Pat Tate: (603) 868-1095
Jay Martin: (603) 271-3211
November 13, 2019

CONCORD, NH – Trapping seasons in New Hampshire run from October through March statewide, with the majority of trapping activity on land taking place during the months of November and December, depending on the species.

Trapping is a highly regulated activity and may take place on public or private lands. Individuals interested in trapping must attend a mandatory Trapper Education class, purchase a license, file written landowner permission with the New Hampshire Fish and Game Department, adhere to science-based regulations and harvest limits, use modern traps designed to target specific species and check them daily, and report their catch along with their effort. An active force of highly trained Conservation Officers and other agency personnel monitor trappers to ensure that current laws are followed.
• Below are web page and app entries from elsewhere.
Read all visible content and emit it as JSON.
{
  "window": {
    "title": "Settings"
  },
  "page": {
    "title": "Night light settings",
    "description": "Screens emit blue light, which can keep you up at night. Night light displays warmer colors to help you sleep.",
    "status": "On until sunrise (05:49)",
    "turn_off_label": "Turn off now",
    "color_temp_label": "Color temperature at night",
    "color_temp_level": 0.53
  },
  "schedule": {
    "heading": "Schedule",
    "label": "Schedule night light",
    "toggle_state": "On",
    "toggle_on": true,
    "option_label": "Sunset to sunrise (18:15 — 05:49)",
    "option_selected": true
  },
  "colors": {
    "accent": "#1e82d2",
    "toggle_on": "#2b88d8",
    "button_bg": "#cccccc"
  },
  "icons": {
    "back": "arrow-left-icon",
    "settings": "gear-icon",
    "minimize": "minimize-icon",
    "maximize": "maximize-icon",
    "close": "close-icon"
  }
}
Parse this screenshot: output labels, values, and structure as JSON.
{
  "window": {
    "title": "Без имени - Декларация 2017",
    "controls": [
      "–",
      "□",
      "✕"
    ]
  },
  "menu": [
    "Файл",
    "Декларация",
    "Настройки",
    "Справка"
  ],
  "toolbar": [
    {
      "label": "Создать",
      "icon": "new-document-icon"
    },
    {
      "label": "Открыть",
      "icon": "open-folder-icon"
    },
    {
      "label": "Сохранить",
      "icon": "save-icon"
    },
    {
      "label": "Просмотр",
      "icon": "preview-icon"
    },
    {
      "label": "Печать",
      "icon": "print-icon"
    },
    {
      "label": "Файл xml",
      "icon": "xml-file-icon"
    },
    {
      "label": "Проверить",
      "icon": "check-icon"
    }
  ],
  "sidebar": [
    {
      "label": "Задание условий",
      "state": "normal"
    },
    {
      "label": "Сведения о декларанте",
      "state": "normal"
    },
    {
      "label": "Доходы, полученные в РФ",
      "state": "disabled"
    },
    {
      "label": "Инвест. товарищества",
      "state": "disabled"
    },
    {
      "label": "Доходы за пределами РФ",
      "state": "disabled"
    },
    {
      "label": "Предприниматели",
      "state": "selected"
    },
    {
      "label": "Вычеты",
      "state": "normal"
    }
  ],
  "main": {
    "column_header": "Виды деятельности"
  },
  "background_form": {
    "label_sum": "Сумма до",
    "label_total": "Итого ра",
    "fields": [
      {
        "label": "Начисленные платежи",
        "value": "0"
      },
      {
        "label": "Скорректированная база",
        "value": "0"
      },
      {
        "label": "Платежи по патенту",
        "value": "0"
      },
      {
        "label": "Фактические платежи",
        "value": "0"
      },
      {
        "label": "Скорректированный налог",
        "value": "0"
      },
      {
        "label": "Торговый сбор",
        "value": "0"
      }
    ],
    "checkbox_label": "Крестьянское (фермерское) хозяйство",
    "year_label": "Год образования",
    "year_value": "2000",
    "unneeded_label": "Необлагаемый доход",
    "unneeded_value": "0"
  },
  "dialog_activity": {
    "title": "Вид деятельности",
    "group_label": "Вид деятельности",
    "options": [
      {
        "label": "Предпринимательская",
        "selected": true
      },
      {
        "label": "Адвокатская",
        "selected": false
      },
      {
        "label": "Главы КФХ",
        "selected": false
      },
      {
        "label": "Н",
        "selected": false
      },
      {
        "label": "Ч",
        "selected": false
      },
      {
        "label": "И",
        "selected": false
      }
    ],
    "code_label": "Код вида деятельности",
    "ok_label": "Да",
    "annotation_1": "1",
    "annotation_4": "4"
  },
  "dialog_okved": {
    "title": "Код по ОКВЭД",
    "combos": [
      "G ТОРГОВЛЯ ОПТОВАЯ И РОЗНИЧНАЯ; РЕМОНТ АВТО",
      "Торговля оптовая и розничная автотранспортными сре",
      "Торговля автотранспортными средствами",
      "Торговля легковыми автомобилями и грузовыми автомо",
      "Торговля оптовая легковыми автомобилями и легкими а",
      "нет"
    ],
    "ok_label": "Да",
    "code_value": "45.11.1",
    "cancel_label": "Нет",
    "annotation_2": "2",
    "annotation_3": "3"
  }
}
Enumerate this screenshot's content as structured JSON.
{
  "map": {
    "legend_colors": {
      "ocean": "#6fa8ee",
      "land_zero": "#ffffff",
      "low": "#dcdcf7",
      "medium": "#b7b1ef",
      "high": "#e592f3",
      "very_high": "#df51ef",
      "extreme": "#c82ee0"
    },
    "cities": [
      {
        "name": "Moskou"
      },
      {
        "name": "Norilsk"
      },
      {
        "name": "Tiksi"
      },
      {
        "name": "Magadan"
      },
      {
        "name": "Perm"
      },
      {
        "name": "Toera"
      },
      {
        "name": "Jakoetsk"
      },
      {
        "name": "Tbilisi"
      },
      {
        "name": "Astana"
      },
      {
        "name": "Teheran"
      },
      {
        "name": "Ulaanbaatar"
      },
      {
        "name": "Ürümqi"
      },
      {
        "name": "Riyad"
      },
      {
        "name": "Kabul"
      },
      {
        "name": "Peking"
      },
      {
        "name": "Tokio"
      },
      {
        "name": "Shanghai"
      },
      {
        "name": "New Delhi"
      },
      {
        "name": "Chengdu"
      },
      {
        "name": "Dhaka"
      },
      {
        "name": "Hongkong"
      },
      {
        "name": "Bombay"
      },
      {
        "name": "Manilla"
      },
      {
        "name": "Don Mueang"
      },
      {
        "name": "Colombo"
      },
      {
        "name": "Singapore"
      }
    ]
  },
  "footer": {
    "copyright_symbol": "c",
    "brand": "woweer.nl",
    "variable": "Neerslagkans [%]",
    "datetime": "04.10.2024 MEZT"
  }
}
This long-standing part of New Hampshire’s cultural heritage remains relevant and necessary today. Trappers are a unique group among New Hampshire’s outdoor enthusiasts, having an unparalleled eye for interpreting natural surroundings and understanding wildlife behavior. Though relatively few in number—463 licenses were sold in New Hampshire in 2018—skilled trappers provide an extremely valuable service by helping to manage abundant wildlife populations and collecting biological samples at no cost. They also contribute to public safety by maintaining beaver populations at manageable levels and preventing the flooding of public roadways in rural and urban areas. Trapping helps to keep furbearer populations at healthy levels and to prevent overpopulation which can significantly increase the risk of disease transference, including rabies and canine distemper. With specialized skills, training, and a deep connection to the natural world, trappers are a vital resource for a state that wants to balance wildlife conservation and wildlife–human conflict management.

“State law prohibits traps from being set or arranged in a public way, cart road, or path commonly used as a passageway by human beings or domestic animals,” said Patrick Tate, a Wildlife Biologist and the Furbearer Project Leader at Fish and Game. “New Hampshire has a long tradition of sharing the outdoors. During hunting and trapping seasons, it’s sensible for anyone walking a dog, or using wooded areas, to stay on established trails, keep dogs on a leash, and wear an article of blaze orange clothing.”

To explore a modern perspective on trapping in the latest issue of the New Hampshire Wildlife Journal, read

Furbearer management in the Granite State is funded in part by Wildlife Restoration Grants administered by the U.S. Fish and Wildlife Services, Wildlife and Sport Fish Restoration Program: Partnering to fund conservation and connect people with nature. To learn more visit